*** Opening of Records for this exercise ***

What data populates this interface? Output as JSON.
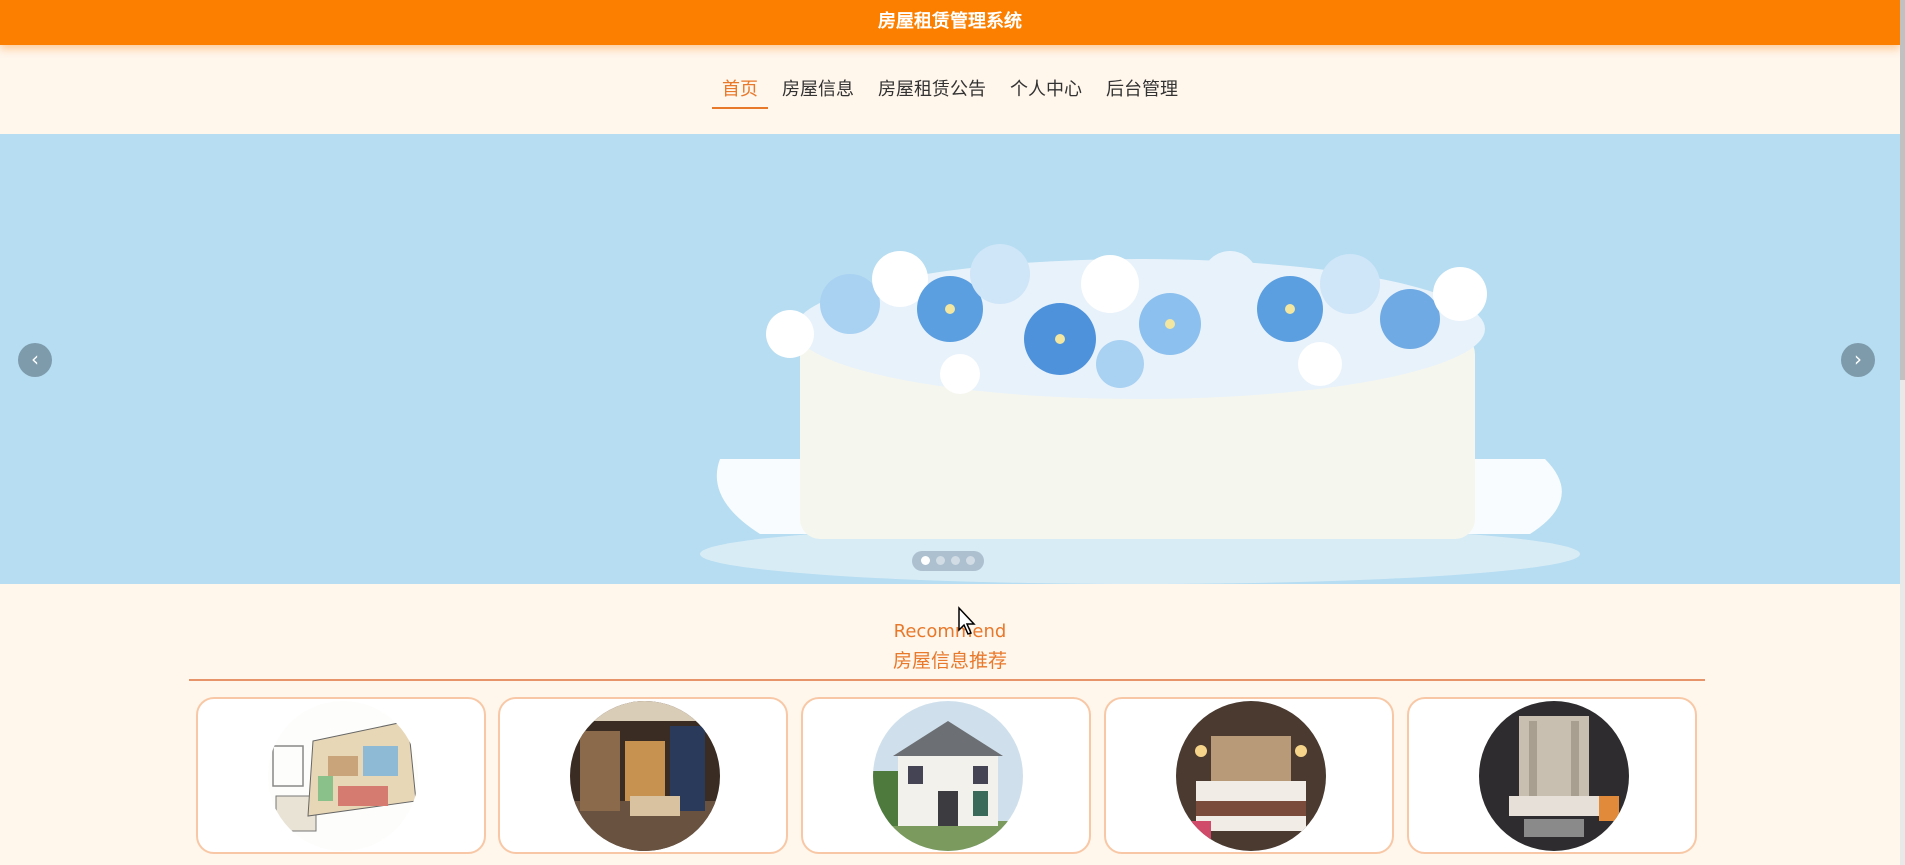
{
  "header": {
    "title": "房屋租赁管理系统"
  },
  "nav": {
    "items": [
      {
        "label": "首页",
        "active": true
      },
      {
        "label": "房屋信息"
      },
      {
        "label": "房屋租赁公告"
      },
      {
        "label": "个人中心"
      },
      {
        "label": "后台管理"
      }
    ]
  },
  "carousel": {
    "slide_count": 4,
    "active_index": 0,
    "prev_icon": "chevron-left-icon",
    "next_icon": "chevron-right-icon",
    "prev_glyph": "‹",
    "next_glyph": "›"
  },
  "recommend": {
    "title_en": "Recommend",
    "title_cn": "房屋信息推荐",
    "cards": [
      {
        "image": "floor-plan-sketch"
      },
      {
        "image": "luxury-bedroom-interior"
      },
      {
        "image": "white-villa-exterior"
      },
      {
        "image": "hotel-bedroom"
      },
      {
        "image": "modern-living-room"
      }
    ]
  },
  "colors": {
    "header_bg": "#fd7f00",
    "accent": "#e8782a",
    "page_bg": "#fff6ec",
    "banner_bg": "#b6ddf1"
  }
}
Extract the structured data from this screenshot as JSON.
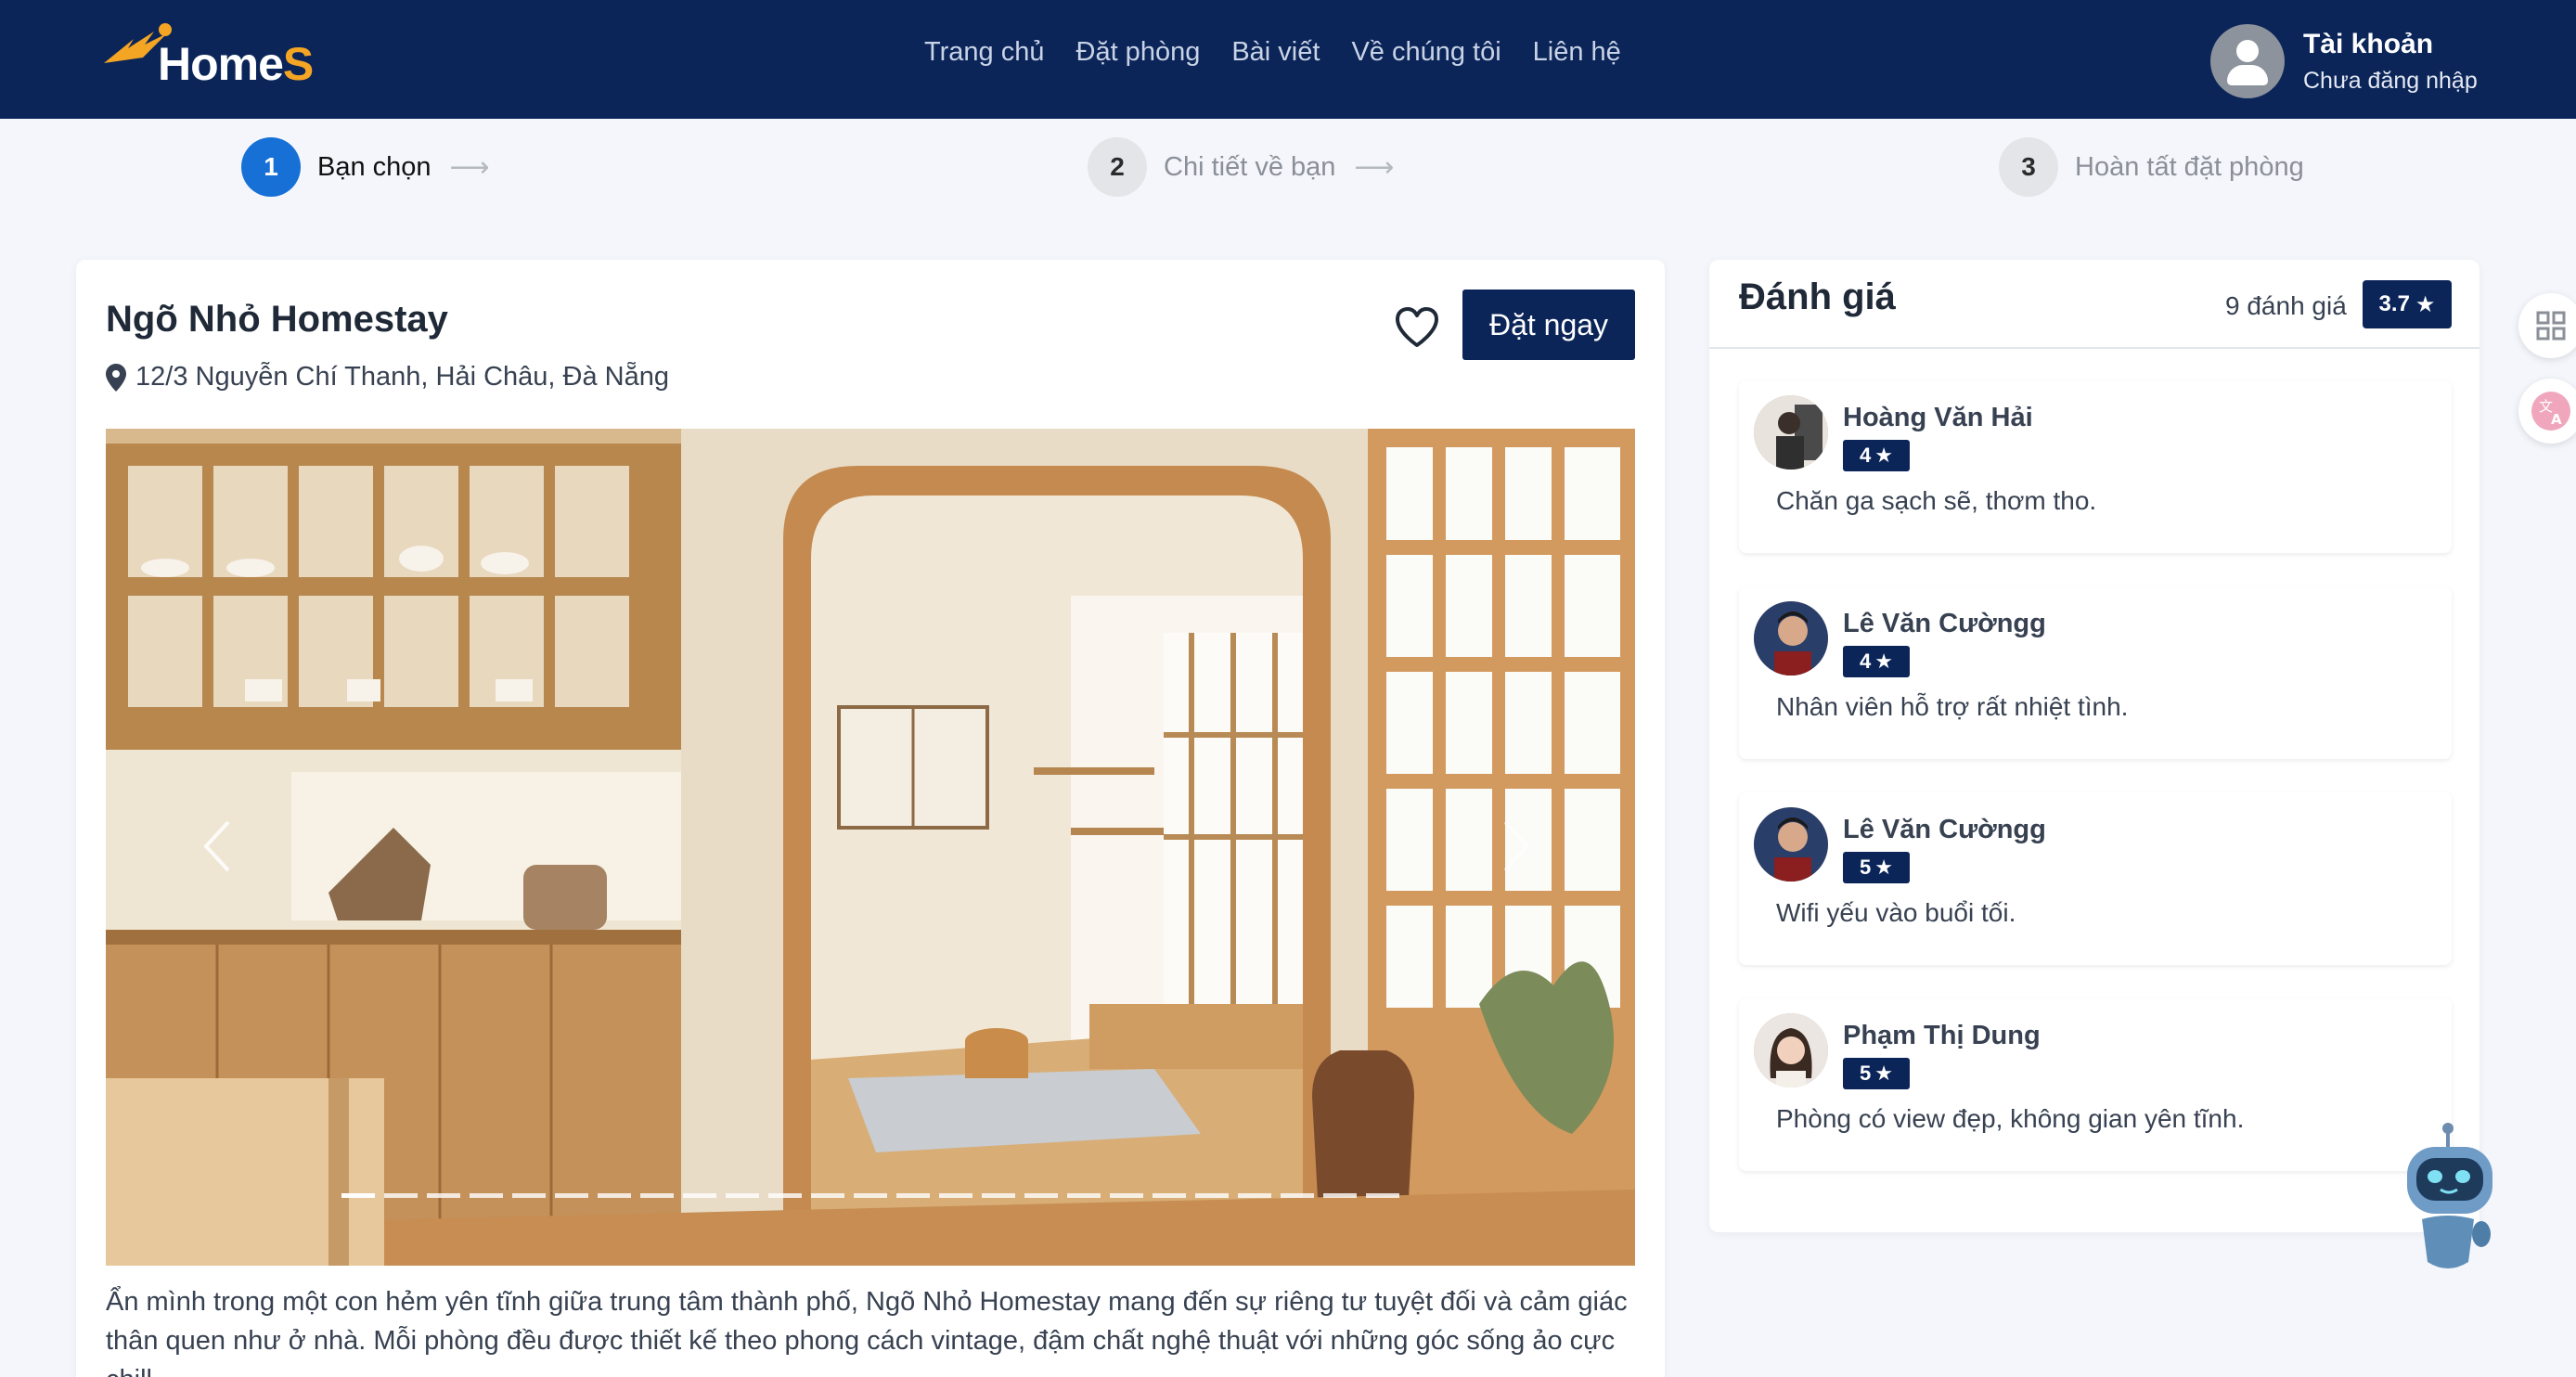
{
  "brand": {
    "name_main": "Home",
    "name_accent": "S"
  },
  "nav": {
    "items": [
      "Trang chủ",
      "Đặt phòng",
      "Bài viết",
      "Về chúng tôi",
      "Liên hệ"
    ]
  },
  "account": {
    "title": "Tài khoản",
    "status": "Chưa đăng nhập"
  },
  "steps": [
    {
      "num": "1",
      "label": "Bạn chọn",
      "active": true
    },
    {
      "num": "2",
      "label": "Chi tiết về bạn",
      "active": false
    },
    {
      "num": "3",
      "label": "Hoàn tất đặt phòng",
      "active": false
    }
  ],
  "listing": {
    "title": "Ngõ Nhỏ Homestay",
    "address": "12/3 Nguyễn Chí Thanh, Hải Châu, Đà Nẵng",
    "book_label": "Đặt ngay",
    "description": "Ẩn mình trong một con hẻm yên tĩnh giữa trung tâm thành phố, Ngõ Nhỏ Homestay mang đến sự riêng tư tuyệt đối và cảm giác thân quen như ở nhà. Mỗi phòng đều được thiết kế theo phong cách vintage, đậm chất nghệ thuật với những góc sống ảo cực chill.",
    "slide_count": 25,
    "active_slide": 1
  },
  "reviews": {
    "title": "Đánh giá",
    "count_label": "9 đánh giá",
    "average": "3.7",
    "items": [
      {
        "name": "Hoàng Văn Hải",
        "rating": "4",
        "comment": "Chăn ga sạch sẽ, thơm tho."
      },
      {
        "name": "Lê Văn Cườngg",
        "rating": "4",
        "comment": "Nhân viên hỗ trợ rất nhiệt tình."
      },
      {
        "name": "Lê Văn Cườngg",
        "rating": "5",
        "comment": "Wifi yếu vào buổi tối."
      },
      {
        "name": "Phạm Thị Dung",
        "rating": "5",
        "comment": "Phòng có view đẹp, không gian yên tĩnh."
      }
    ]
  },
  "colors": {
    "header_bg": "#0b2559",
    "accent": "#f5a524",
    "step_active": "#1670d6"
  }
}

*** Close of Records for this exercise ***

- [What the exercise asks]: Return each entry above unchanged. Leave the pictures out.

- [Answer to the exercise]:
What data populates this interface? Output as JSON.
{
  "header": {
    "title": "房屋租赁管理系统"
  },
  "nav": {
    "items": [
      {
        "label": "首页",
        "active": true
      },
      {
        "label": "房屋信息"
      },
      {
        "label": "房屋租赁公告"
      },
      {
        "label": "个人中心"
      },
      {
        "label": "后台管理"
      }
    ]
  },
  "carousel": {
    "slide_count": 4,
    "active_index": 0,
    "prev_icon": "chevron-left-icon",
    "next_icon": "chevron-right-icon",
    "prev_glyph": "‹",
    "next_glyph": "›"
  },
  "recommend": {
    "title_en": "Recommend",
    "title_cn": "房屋信息推荐",
    "cards": [
      {
        "image": "floor-plan-sketch"
      },
      {
        "image": "luxury-bedroom-interior"
      },
      {
        "image": "white-villa-exterior"
      },
      {
        "image": "hotel-bedroom"
      },
      {
        "image": "modern-living-room"
      }
    ]
  },
  "colors": {
    "header_bg": "#fd7f00",
    "accent": "#e8782a",
    "page_bg": "#fff6ec",
    "banner_bg": "#b6ddf1"
  }
}
Extract the structured data from this screenshot as JSON.
{
  "brand": {
    "name_main": "Home",
    "name_accent": "S"
  },
  "nav": {
    "items": [
      "Trang chủ",
      "Đặt phòng",
      "Bài viết",
      "Về chúng tôi",
      "Liên hệ"
    ]
  },
  "account": {
    "title": "Tài khoản",
    "status": "Chưa đăng nhập"
  },
  "steps": [
    {
      "num": "1",
      "label": "Bạn chọn",
      "active": true
    },
    {
      "num": "2",
      "label": "Chi tiết về bạn",
      "active": false
    },
    {
      "num": "3",
      "label": "Hoàn tất đặt phòng",
      "active": false
    }
  ],
  "listing": {
    "title": "Ngõ Nhỏ Homestay",
    "address": "12/3 Nguyễn Chí Thanh, Hải Châu, Đà Nẵng",
    "book_label": "Đặt ngay",
    "description": "Ẩn mình trong một con hẻm yên tĩnh giữa trung tâm thành phố, Ngõ Nhỏ Homestay mang đến sự riêng tư tuyệt đối và cảm giác thân quen như ở nhà. Mỗi phòng đều được thiết kế theo phong cách vintage, đậm chất nghệ thuật với những góc sống ảo cực chill.",
    "slide_count": 25,
    "active_slide": 1
  },
  "reviews": {
    "title": "Đánh giá",
    "count_label": "9 đánh giá",
    "average": "3.7",
    "items": [
      {
        "name": "Hoàng Văn Hải",
        "rating": "4",
        "comment": "Chăn ga sạch sẽ, thơm tho."
      },
      {
        "name": "Lê Văn Cườngg",
        "rating": "4",
        "comment": "Nhân viên hỗ trợ rất nhiệt tình."
      },
      {
        "name": "Lê Văn Cườngg",
        "rating": "5",
        "comment": "Wifi yếu vào buổi tối."
      },
      {
        "name": "Phạm Thị Dung",
        "rating": "5",
        "comment": "Phòng có view đẹp, không gian yên tĩnh."
      }
    ]
  },
  "colors": {
    "header_bg": "#0b2559",
    "accent": "#f5a524",
    "step_active": "#1670d6"
  }
}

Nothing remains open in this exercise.